Part of the book: Trends in Immunolabelled and Related Techniques
The ovary is a hormone-sensitive organ that produces steroid hormones. Recent studies show that bisphenol A (BPA) can affect female reproduction; thus, it is important to identify the possible toxic effects of BPA on the ovary because this organ is indispensable for fertility. This chapter summarises the effects of BPA on the ovary by describing how they directly affect folliculogenesis, steroidogenesis and receptor signalling and how they indirectly affect the expression of adipokines and/or their receptors, which exert endocrine or autocrine functions within the ovary.
Part of the book: Bisphenol A
Currently, it is clear that female reproduction is regulated by the hypothalamic–pituitary-ovary axis, which produces many hormones that control reproductive stages. It is therefore important to have knowledge of new regulators/hormones controlling reproduction in domestic animals. In female animals, energy metabolism and fertility are tightly connected, and reciprocally regulated.
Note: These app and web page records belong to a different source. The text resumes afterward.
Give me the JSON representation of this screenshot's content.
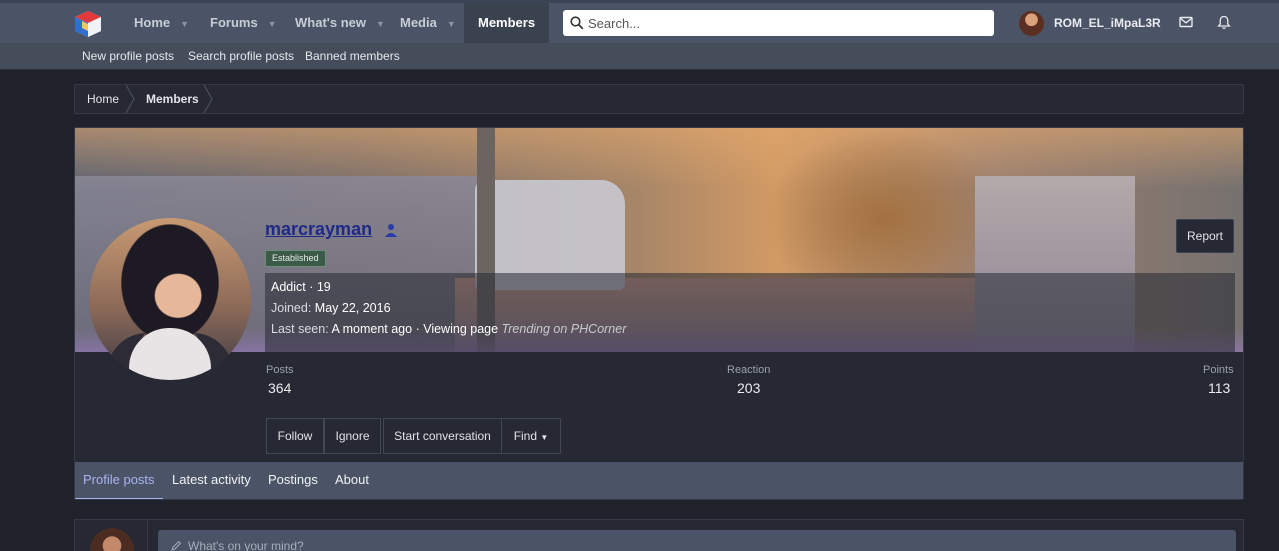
{
  "nav": {
    "items": [
      {
        "label": "Home",
        "has_caret": true
      },
      {
        "label": "Forums",
        "has_caret": true
      },
      {
        "label": "What's new",
        "has_caret": true
      },
      {
        "label": "Media",
        "has_caret": true
      },
      {
        "label": "Members",
        "has_caret": false,
        "active": true
      }
    ],
    "search_placeholder": "Search...",
    "user_name": "ROM_EL_iMpaL3R",
    "icons": [
      "inbox-icon",
      "bell-icon"
    ]
  },
  "subnav": {
    "links": [
      "New profile posts",
      "Search profile posts",
      "Banned members"
    ]
  },
  "breadcrumb": {
    "items": [
      "Home",
      "Members"
    ]
  },
  "profile": {
    "username": "marcrayman",
    "badge": "Established",
    "title_line": {
      "rank": "Addict",
      "separator": " · ",
      "level": "19"
    },
    "joined_label": "Joined:",
    "joined_value": "May 22, 2016",
    "last_seen_label": "Last seen:",
    "last_seen_value": "A moment ago",
    "last_seen_activity": "Viewing page",
    "last_seen_page": "Trending on PHCorner",
    "report_label": "Report",
    "stats": [
      {
        "label": "Posts",
        "value": "364"
      },
      {
        "label": "Reaction",
        "value": "203"
      },
      {
        "label": "Points",
        "value": "113"
      }
    ],
    "buttons": {
      "follow": "Follow",
      "ignore": "Ignore",
      "start_conversation": "Start conversation",
      "find": "Find"
    },
    "tabs": [
      "Profile posts",
      "Latest activity",
      "Postings",
      "About"
    ],
    "active_tab": "Profile posts"
  },
  "post": {
    "placeholder": "What's on your mind?"
  },
  "colors": {
    "nav_bg": "#4a5466",
    "page_bg": "#1f222b",
    "panel_bg": "#262933",
    "active_tab": "#a9b3f0",
    "username": "#1f2a88"
  }
}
The adipose tissue is well known to be implicated in the secretion of several hormones, such as the adiponectin, resistin, chemerin, visfatin, vaspin and apelin, the so-called adipokines or “adipose tissue-derived hormones”. Many reports indicate that adipokines regulate the ovarian follicles’ development, the onset of puberty and/or ovulation. This chapter summarizes that several adipokines are expressed in the ovary and that they can regulate ovarian physiology such as the steroid hormone production, cell proliferation, apoptosis and oocyte maturation in different domestic animals like pigs, cows, goats, ewes, chickens and turkeys.
Part of the book: New Insights into Theriogenology